Just one bad decision can completely change the course of a life.

That’s what Phil Christian, executive director of the Mattie C. Stewart Foundation, wants young people to understand, and that’s why the foundation owns and operates two Choice Buses, which are half normal school buses and half prison buses.

“The Choice Bus is designed to show young people the importance of making good choices, especially those about staying in school and getting a good education,” Christian said. “We show them the likely consequences of making the choice of dropping out of school, which we know, statistically, is a life of crime. Statistically, 75 percent of all people who are incarcerated are high school dropouts.”

In the front half of the Choice Bus, which is the normal school bus, the seats are turned around so the children can see backwards. There is a black curtain drawn across the bus, shielding the prison half from view. After the students watch a video featuring the testimonials of actual prisoners, the curtain is drawn back to reveal a replica of a jail cell.

“It’s all designed to show young people that prison is not like what they see on TV, where it’s glamorized,” Christian said. “It’s the real deal. It’s not a place anybody wants to be.”

The foundation launched Choice One, the first Choice Bus, in October 2008. The Shelby County Commission and the Shelby County Board of Education presented the foundation with Choice Two at the commission meeting Aug. 10.

Choice Two will spend the first half of the fall visiting Shelby County middle schools.

Christian said response to the Choice Buses has been phenomenal.

“We’ve had 55,000 go through the Choice Bus in five different states, including Alabama, North Carolina, Georgia, South Carolina and Florida,” he said. “In fact, it’s been so successful that Choice One is booked through the entire school year already.”

On Wednesday, the foundation will announce the addition of 10 Choice Buses to the fleet in 2010-2011.

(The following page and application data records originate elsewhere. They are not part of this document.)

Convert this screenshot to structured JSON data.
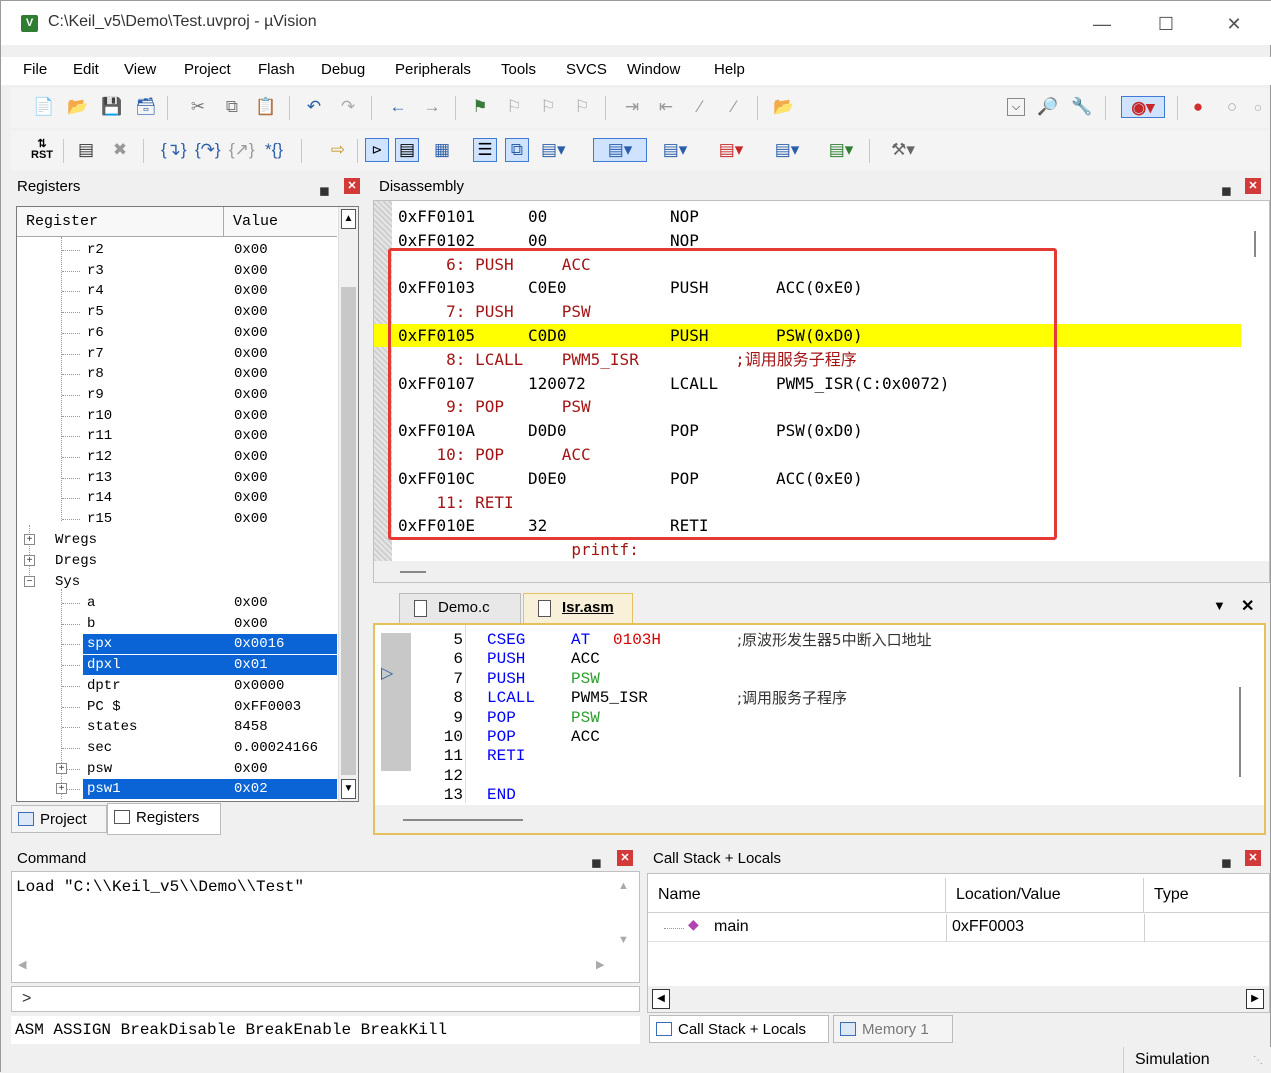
{
  "window": {
    "title": "C:\\Keil_v5\\Demo\\Test.uvproj - µVision",
    "app_icon": "keil-icon"
  },
  "menu": [
    "File",
    "Edit",
    "View",
    "Project",
    "Flash",
    "Debug",
    "Peripherals",
    "Tools",
    "SVCS",
    "Window",
    "Help"
  ],
  "panels": {
    "registers": "Registers",
    "disassembly": "Disassembly",
    "command": "Command",
    "callstack": "Call Stack + Locals"
  },
  "registers": {
    "header": {
      "name": "Register",
      "value": "Value"
    },
    "rows": [
      {
        "name": "r2",
        "value": "0x00"
      },
      {
        "name": "r3",
        "value": "0x00"
      },
      {
        "name": "r4",
        "value": "0x00"
      },
      {
        "name": "r5",
        "value": "0x00"
      },
      {
        "name": "r6",
        "value": "0x00"
      },
      {
        "name": "r7",
        "value": "0x00"
      },
      {
        "name": "r8",
        "value": "0x00"
      },
      {
        "name": "r9",
        "value": "0x00"
      },
      {
        "name": "r10",
        "value": "0x00"
      },
      {
        "name": "r11",
        "value": "0x00"
      },
      {
        "name": "r12",
        "value": "0x00"
      },
      {
        "name": "r13",
        "value": "0x00"
      },
      {
        "name": "r14",
        "value": "0x00"
      },
      {
        "name": "r15",
        "value": "0x00"
      }
    ],
    "groups": [
      "Wregs",
      "Dregs",
      "Sys"
    ],
    "sys_rows": [
      {
        "name": "a",
        "value": "0x00"
      },
      {
        "name": "b",
        "value": "0x00"
      },
      {
        "name": "spx",
        "value": "0x0016"
      },
      {
        "name": "dpxl",
        "value": "0x01"
      },
      {
        "name": "dptr",
        "value": "0x0000"
      },
      {
        "name": "PC  $",
        "value": "0xFF0003"
      },
      {
        "name": "states",
        "value": "8458"
      },
      {
        "name": "sec",
        "value": "0.00024166"
      },
      {
        "name": "psw",
        "value": "0x00"
      },
      {
        "name": "psw1",
        "value": "0x02"
      }
    ],
    "tabs": [
      "Project",
      "Registers"
    ]
  },
  "disassembly": {
    "lines": [
      {
        "kind": "asm",
        "addr": "0xFF0101",
        "code": "00",
        "mnem": "NOP",
        "ops": ""
      },
      {
        "kind": "asm",
        "addr": "0xFF0102",
        "code": "00",
        "mnem": "NOP",
        "ops": ""
      },
      {
        "kind": "src",
        "text": "     6: PUSH     ACC"
      },
      {
        "kind": "asm",
        "addr": "0xFF0103",
        "code": "C0E0",
        "mnem": "PUSH",
        "ops": "ACC(0xE0)"
      },
      {
        "kind": "src",
        "text": "     7: PUSH     PSW"
      },
      {
        "kind": "asm",
        "addr": "0xFF0105",
        "code": "C0D0",
        "mnem": "PUSH",
        "ops": "PSW(0xD0)",
        "current": true
      },
      {
        "kind": "src",
        "text": "     8: LCALL    PWM5_ISR          ;调用服务子程序"
      },
      {
        "kind": "asm",
        "addr": "0xFF0107",
        "code": "120072",
        "mnem": "LCALL",
        "ops": "PWM5_ISR(C:0x0072)"
      },
      {
        "kind": "src",
        "text": "     9: POP      PSW"
      },
      {
        "kind": "asm",
        "addr": "0xFF010A",
        "code": "D0D0",
        "mnem": "POP",
        "ops": "PSW(0xD0)"
      },
      {
        "kind": "src",
        "text": "    10: POP      ACC"
      },
      {
        "kind": "asm",
        "addr": "0xFF010C",
        "code": "D0E0",
        "mnem": "POP",
        "ops": "ACC(0xE0)"
      },
      {
        "kind": "src",
        "text": "    11: RETI"
      },
      {
        "kind": "asm",
        "addr": "0xFF010E",
        "code": "32",
        "mnem": "RETI",
        "ops": ""
      },
      {
        "kind": "src",
        "text": "                  printf:"
      }
    ]
  },
  "editor": {
    "tabs": [
      {
        "label": "Demo.c",
        "active": false
      },
      {
        "label": "Isr.asm",
        "active": true
      }
    ],
    "lines": [
      {
        "n": "5",
        "a": "CSEG",
        "b": "AT",
        "c": "0103H",
        "comment": ";原波形发生器5中断入口地址"
      },
      {
        "n": "6",
        "a": "PUSH",
        "b": "ACC",
        "c": "",
        "comment": ""
      },
      {
        "n": "7",
        "a": "PUSH",
        "b": "PSW",
        "c": "",
        "comment": ""
      },
      {
        "n": "8",
        "a": "LCALL",
        "b": "PWM5_ISR",
        "c": "",
        "comment": ";调用服务子程序"
      },
      {
        "n": "9",
        "a": "POP",
        "b": "PSW",
        "c": "",
        "comment": ""
      },
      {
        "n": "10",
        "a": "POP",
        "b": "ACC",
        "c": "",
        "comment": ""
      },
      {
        "n": "11",
        "a": "RETI",
        "b": "",
        "c": "",
        "comment": ""
      },
      {
        "n": "12",
        "a": "",
        "b": "",
        "c": "",
        "comment": ""
      },
      {
        "n": "13",
        "a": "END",
        "b": "",
        "c": "",
        "comment": ""
      }
    ]
  },
  "command": {
    "output": "Load \"C:\\\\Keil_v5\\\\Demo\\\\Test\"",
    "prompt": ">",
    "help": "ASM ASSIGN BreakDisable BreakEnable BreakKill"
  },
  "callstack": {
    "columns": [
      "Name",
      "Location/Value",
      "Type"
    ],
    "rows": [
      {
        "name": "main",
        "location": "0xFF0003",
        "type": ""
      }
    ],
    "tabs": [
      "Call Stack + Locals",
      "Memory 1"
    ]
  },
  "status": "Simulation",
  "colors": {
    "highlight": "#ffff00",
    "selection": "#0a64d6",
    "box": "#e53935",
    "source": "#a31515"
  }
}
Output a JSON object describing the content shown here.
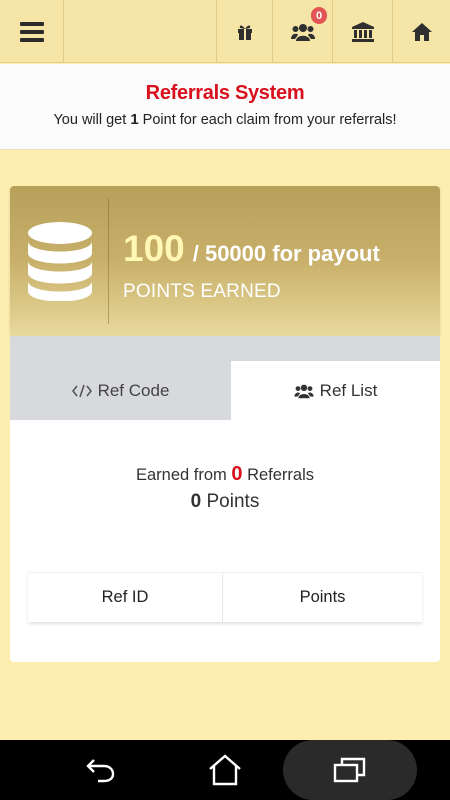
{
  "topbar": {
    "buttons": [
      {
        "name": "menu",
        "icon": "hamburger-icon"
      },
      {
        "name": "gift",
        "icon": "gift-icon"
      },
      {
        "name": "referrals",
        "icon": "users-icon",
        "badge": "0"
      },
      {
        "name": "bank",
        "icon": "bank-icon"
      },
      {
        "name": "home",
        "icon": "home-icon"
      }
    ]
  },
  "header": {
    "title": "Referrals System",
    "subtitle_pre": "You will get ",
    "subtitle_bold": "1",
    "subtitle_post": " Point for each claim from your referrals!"
  },
  "points_card": {
    "points": "100",
    "payout_text": "/ 50000 for payout",
    "label": "POINTS EARNED"
  },
  "tabs": [
    {
      "label": "Ref Code",
      "icon": "code-icon",
      "active": false
    },
    {
      "label": "Ref List",
      "icon": "users-icon",
      "active": true
    }
  ],
  "summary": {
    "earned_pre": "Earned from ",
    "referral_count": "0",
    "earned_post": " Referrals",
    "points_value": "0",
    "points_label": " Points"
  },
  "table": {
    "columns": [
      "Ref ID",
      "Points"
    ],
    "rows": []
  },
  "colors": {
    "accent_red": "#d80f1c",
    "background": "#fdeeb0",
    "card_gold": "#c8b06a",
    "badge": "#e25555"
  }
}
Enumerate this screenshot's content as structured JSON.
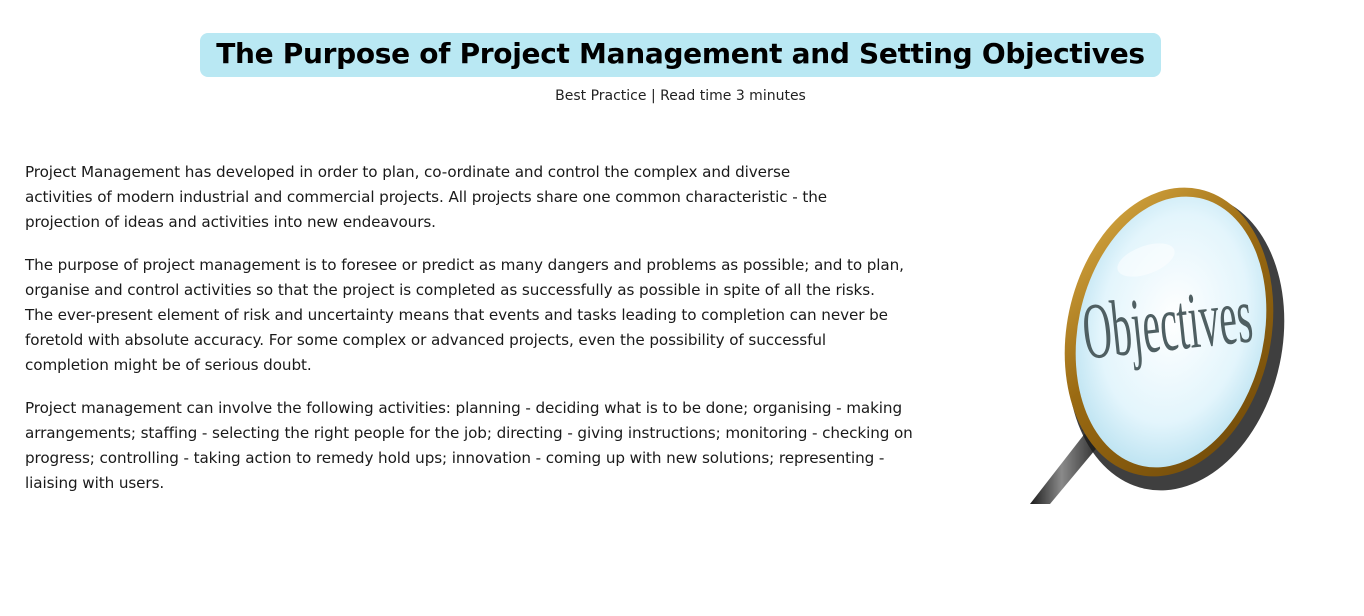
{
  "article": {
    "title": "The Purpose of Project Management and Setting Objectives",
    "meta": "Best Practice | Read time 3 minutes",
    "paragraphs": [
      {
        "lines": [
          "Project Management has developed in order to plan, co-ordinate and control the complex and diverse",
          "activities of modern industrial and commercial projects. All projects share one common characteristic - the",
          "projection of ideas and activities into new endeavours."
        ]
      },
      {
        "lines": [
          "The purpose of project management is to foresee or predict as many dangers and problems as possible; and to plan,",
          "organise and control activities so that the project is completed as successfully as possible in spite of all the risks.",
          "The ever-present element of risk and uncertainty means that events and tasks leading to completion can never be",
          "foretold with absolute accuracy. For some complex or advanced projects, even the possibility of successful",
          "completion might be of serious doubt."
        ]
      },
      {
        "lines": [
          "Project management can involve the following activities: planning - deciding what is to be done; organising - making",
          "arrangements; staffing - selecting the right people for the job; directing - giving instructions; monitoring - checking on",
          "progress; controlling - taking action to remedy hold ups; innovation - coming up with new solutions; representing -",
          "liaising with users."
        ]
      }
    ]
  },
  "illustration": {
    "icon": "magnifying-glass-icon",
    "lens_text": "Objectives",
    "colors": {
      "rim": "#b07a1c",
      "lens": "#dff3fb",
      "text": "#4f5f62",
      "handle": "#2b2b2b"
    }
  },
  "theme": {
    "title_highlight": "#b9e8f3"
  }
}
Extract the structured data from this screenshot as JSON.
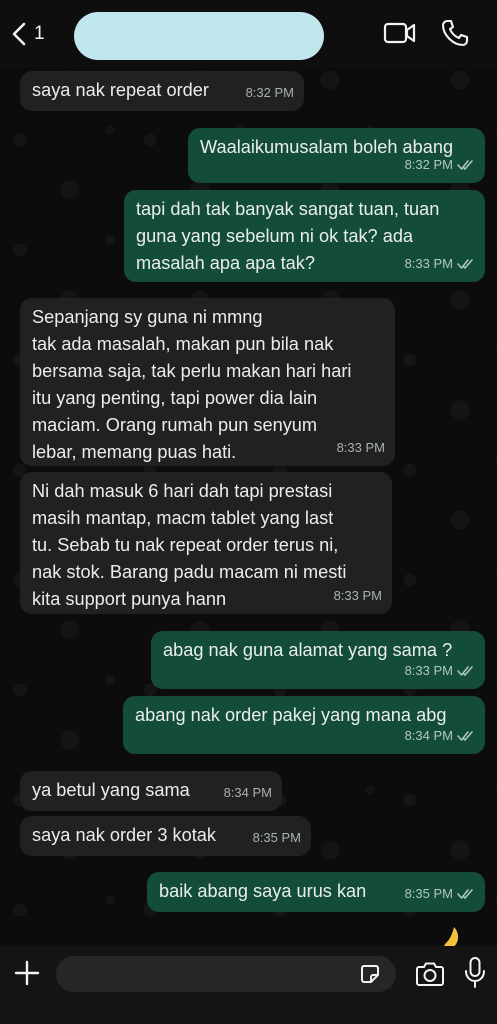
{
  "header": {
    "back_count": "1",
    "icons": [
      "chevron-left-icon",
      "video-call-icon",
      "phone-call-icon"
    ]
  },
  "messages": [
    {
      "dir": "in",
      "text": "saya nak repeat order",
      "time": "8:32 PM"
    },
    {
      "dir": "out",
      "text": "Waalaikumusalam boleh abang",
      "time": "8:32 PM"
    },
    {
      "dir": "out",
      "text": "tapi dah tak banyak sangat tuan, tuan\nguna yang sebelum ni ok tak? ada\nmasalah apa apa tak?",
      "time": "8:33 PM"
    },
    {
      "dir": "in",
      "text": "Sepanjang sy guna ni mmng\ntak ada masalah, makan pun bila nak\nbersama saja, tak perlu makan hari hari\nitu yang penting, tapi power dia lain\nmaciam. Orang rumah pun senyum\nlebar, memang puas hati.",
      "time": "8:33 PM"
    },
    {
      "dir": "in",
      "text": "Ni dah masuk 6 hari dah tapi prestasi\nmasih mantap, macm tablet yang last\ntu. Sebab tu nak repeat order terus ni,\nnak stok. Barang padu macam ni mesti\nkita support punya hann",
      "time": "8:33 PM"
    },
    {
      "dir": "out",
      "text": "abag nak guna alamat yang sama ?",
      "time": "8:33 PM"
    },
    {
      "dir": "out",
      "text": "abang nak order pakej yang mana abg",
      "time": "8:34 PM"
    },
    {
      "dir": "in",
      "text": "ya betul yang sama",
      "time": "8:34 PM"
    },
    {
      "dir": "in",
      "text": "saya nak order 3 kotak",
      "time": "8:35 PM"
    },
    {
      "dir": "out",
      "text": "baik abang saya urus kan",
      "time": "8:35 PM"
    }
  ],
  "footer": {
    "icons": [
      "plus-icon",
      "sticker-icon",
      "camera-icon",
      "microphone-icon"
    ]
  },
  "colors": {
    "incoming_bubble": "#212121",
    "outgoing_bubble": "#144d37",
    "contact_name_redaction": "#bfe7ec"
  }
}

“It all started right here in Alabama,” Christian said. “We can reach a far greater number of young people with this message. It’s a very powerful learning experience, and that’s what we want it to be.”

The Mattie C. Stewart Foundation is headquartered in Homewood.